[Data in this exercise]
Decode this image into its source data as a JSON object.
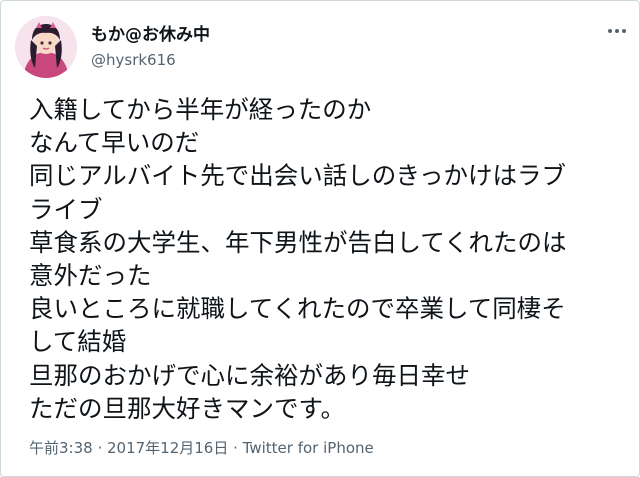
{
  "user": {
    "display_name": "もか@お休み中",
    "handle": "@hysrk616",
    "avatar_icon": "user-avatar-icon"
  },
  "menu": {
    "icon": "more-horizontal-icon"
  },
  "tweet": {
    "lines": [
      "入籍してから半年が経ったのか",
      "なんて早いのだ",
      "同じアルバイト先で出会い話しのきっかけはラブ",
      "ライブ",
      "草食系の大学生、年下男性が告白してくれたのは",
      "意外だった",
      "良いところに就職してくれたので卒業して同棲そ",
      "して結婚",
      "旦那のおかげで心に余裕があり毎日幸せ",
      "ただの旦那大好きマンです。"
    ]
  },
  "meta": {
    "time": "午前3:38",
    "separator1": " · ",
    "date": "2017年12月16日",
    "separator2": " · ",
    "source": "Twitter for iPhone"
  },
  "colors": {
    "text": "#0f1419",
    "secondary": "#536471",
    "border": "#cfd9de",
    "background": "#ffffff"
  }
}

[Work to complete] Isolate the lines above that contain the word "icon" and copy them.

[Expected answer]
    "avatar_icon": "user-avatar-icon"
    "icon": "more-horizontal-icon"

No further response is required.